This being Britain, many of the days are emphatically unsunny. Still, the system seems curiously unprepared for even regular seasonal occurrences, like the traditional autumn falling of the leaves. Every year, the leaves fall, and every year passengers face delays that are attributed by train operators to “leaves on the line”.
This month, the problem had to do with snow and ice, during a few days of unusual snowfall and temperatures that dipped below freezing in the busy southeast. Although matters hardly reached blizzard proportions, much of the rail system in the area essentially shut down.
In some parts, the heaters installed by Network Rail, the state-run agency responsible for the network infrastructure, failed to melt the ice on a number of key switches. Some trains were stymied by ice on the rails, or broke down in the cold.
In an unrelated misfortune, the power supply to Paddington Station was somehow cut off during the London snowfall, causing dozens of cancellations, preventing trains from entering or leaving the station and stranding thousands.
Steve Turner, a spokesman for Network Rail, said the company had done its best and was sorry. “The station wasn’t closed,” he explained about Paddington. “It’s just that we couldn’t get the trains in.”
As part of a new effort at accountability, Network Rail and the 25 private companies that operate the trains themselves have in the last few years begun conscientiously explaining delays to their customers, a huge change in a system where passengers used to be kept deliberately clueless, even as their trains stopped dead in the middle of nowhere. But while the effort is appreciated, the chronic recitation of one imaginative explanation after another easily veers into the ridiculous.
“One excuse was that the train was delayed because it took too long for passengers to get on and off,” Rolph said. “Once they announced ‘Due to staff shortages, your train has been cancelled’.”

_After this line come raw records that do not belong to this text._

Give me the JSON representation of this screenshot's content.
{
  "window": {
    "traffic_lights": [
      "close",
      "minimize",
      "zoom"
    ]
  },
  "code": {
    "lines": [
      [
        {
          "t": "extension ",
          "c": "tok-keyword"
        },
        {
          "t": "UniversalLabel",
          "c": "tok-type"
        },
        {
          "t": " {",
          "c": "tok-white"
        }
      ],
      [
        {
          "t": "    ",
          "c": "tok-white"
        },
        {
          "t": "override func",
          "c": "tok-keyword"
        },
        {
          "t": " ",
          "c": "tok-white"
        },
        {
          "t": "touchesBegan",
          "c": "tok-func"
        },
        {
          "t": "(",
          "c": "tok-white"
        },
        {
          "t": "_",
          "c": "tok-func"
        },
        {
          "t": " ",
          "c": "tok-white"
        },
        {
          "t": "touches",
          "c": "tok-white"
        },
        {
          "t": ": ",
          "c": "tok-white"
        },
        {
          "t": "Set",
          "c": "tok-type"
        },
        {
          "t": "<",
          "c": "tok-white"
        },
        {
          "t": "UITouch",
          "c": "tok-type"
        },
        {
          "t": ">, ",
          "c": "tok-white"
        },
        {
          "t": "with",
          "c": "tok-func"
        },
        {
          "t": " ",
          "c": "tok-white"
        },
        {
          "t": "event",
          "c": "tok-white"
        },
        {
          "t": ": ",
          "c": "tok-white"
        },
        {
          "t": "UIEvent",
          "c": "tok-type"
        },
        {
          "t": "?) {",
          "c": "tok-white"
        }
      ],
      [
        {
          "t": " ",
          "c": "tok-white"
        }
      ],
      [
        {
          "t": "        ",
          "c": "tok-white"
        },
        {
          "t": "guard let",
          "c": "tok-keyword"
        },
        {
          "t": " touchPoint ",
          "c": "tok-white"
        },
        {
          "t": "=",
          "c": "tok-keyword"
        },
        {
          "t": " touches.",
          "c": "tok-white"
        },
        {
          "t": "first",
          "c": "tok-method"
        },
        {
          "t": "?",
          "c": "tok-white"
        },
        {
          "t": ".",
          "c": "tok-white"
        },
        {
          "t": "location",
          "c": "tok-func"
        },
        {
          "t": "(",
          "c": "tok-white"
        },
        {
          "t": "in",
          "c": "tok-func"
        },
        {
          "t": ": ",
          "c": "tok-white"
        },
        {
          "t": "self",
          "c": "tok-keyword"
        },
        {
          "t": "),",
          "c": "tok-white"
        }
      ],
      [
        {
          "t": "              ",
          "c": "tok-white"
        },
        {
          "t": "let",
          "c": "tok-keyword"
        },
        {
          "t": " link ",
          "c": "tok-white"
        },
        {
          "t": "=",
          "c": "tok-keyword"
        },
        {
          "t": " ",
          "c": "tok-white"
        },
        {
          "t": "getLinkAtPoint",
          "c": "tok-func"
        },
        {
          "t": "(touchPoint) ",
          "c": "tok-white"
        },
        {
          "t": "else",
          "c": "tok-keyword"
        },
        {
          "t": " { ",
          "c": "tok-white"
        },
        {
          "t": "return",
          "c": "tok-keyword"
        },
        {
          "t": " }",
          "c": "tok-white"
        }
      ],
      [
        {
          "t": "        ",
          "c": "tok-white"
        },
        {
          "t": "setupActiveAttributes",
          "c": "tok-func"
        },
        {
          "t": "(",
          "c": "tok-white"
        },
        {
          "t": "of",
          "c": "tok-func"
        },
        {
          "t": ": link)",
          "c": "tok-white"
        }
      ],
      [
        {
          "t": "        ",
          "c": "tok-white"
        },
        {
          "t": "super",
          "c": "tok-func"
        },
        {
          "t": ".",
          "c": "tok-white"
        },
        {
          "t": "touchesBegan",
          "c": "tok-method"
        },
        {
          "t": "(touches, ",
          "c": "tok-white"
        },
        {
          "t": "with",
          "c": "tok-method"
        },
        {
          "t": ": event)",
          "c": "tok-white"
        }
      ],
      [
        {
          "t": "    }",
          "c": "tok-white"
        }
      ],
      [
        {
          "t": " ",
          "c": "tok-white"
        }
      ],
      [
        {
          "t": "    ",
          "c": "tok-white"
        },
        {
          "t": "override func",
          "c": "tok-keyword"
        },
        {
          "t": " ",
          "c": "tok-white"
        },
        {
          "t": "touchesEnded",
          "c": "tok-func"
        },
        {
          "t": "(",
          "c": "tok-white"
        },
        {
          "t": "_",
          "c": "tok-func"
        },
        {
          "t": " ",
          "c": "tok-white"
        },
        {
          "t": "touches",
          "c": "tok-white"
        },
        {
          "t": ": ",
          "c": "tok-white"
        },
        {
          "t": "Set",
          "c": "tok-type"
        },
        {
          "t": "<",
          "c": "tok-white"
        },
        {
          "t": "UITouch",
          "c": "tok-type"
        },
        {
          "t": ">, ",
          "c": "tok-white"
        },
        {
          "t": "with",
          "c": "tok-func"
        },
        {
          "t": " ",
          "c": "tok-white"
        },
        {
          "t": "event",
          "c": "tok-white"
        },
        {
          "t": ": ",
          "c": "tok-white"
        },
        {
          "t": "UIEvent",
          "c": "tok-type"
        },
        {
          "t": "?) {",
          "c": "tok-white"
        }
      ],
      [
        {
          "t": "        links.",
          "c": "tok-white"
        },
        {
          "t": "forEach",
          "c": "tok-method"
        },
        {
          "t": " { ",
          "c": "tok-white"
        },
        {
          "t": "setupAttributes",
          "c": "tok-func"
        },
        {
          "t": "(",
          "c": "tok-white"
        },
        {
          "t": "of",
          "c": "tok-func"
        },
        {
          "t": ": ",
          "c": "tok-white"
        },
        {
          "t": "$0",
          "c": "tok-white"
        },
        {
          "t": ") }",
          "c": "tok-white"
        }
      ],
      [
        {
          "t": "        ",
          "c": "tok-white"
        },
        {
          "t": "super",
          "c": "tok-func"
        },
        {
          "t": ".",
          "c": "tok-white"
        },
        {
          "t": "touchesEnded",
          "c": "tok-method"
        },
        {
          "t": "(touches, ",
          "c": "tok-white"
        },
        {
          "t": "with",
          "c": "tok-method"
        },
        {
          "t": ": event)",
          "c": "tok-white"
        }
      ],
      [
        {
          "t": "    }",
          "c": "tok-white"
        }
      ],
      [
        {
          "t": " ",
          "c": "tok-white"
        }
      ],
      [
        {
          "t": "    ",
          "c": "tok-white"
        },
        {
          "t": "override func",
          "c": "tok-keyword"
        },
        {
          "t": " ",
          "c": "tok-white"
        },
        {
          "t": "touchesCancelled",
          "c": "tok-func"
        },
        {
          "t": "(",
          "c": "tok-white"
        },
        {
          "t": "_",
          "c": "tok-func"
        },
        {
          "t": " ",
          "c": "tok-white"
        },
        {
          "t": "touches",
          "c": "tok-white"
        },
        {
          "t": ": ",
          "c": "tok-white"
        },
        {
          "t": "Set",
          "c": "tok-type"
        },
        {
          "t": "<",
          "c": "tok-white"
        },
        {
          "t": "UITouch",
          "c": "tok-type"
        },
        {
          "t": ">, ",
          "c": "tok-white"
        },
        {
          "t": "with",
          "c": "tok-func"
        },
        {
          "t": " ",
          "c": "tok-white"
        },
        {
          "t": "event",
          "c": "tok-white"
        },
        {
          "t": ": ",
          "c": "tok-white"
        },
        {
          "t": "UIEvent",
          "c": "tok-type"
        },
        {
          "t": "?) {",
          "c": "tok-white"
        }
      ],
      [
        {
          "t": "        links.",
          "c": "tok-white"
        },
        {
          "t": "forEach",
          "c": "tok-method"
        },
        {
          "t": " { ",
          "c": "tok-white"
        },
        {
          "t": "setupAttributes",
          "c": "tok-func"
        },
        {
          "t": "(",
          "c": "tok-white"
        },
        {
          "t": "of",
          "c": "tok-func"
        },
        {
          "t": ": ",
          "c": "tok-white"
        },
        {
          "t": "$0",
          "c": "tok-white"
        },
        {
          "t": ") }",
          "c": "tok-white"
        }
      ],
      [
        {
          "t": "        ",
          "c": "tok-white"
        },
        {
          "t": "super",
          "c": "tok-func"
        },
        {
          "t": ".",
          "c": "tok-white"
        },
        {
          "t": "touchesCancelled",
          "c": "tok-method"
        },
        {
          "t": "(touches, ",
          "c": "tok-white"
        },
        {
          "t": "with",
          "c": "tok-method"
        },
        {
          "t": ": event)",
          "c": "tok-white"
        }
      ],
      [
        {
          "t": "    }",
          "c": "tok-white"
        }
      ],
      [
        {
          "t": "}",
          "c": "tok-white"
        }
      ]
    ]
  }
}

Another Waterloo commuter, Robert Lazarus, said: “It’s always something different — signal failures, faulty trains, weather conditions. Once they said there was a horse on the line.”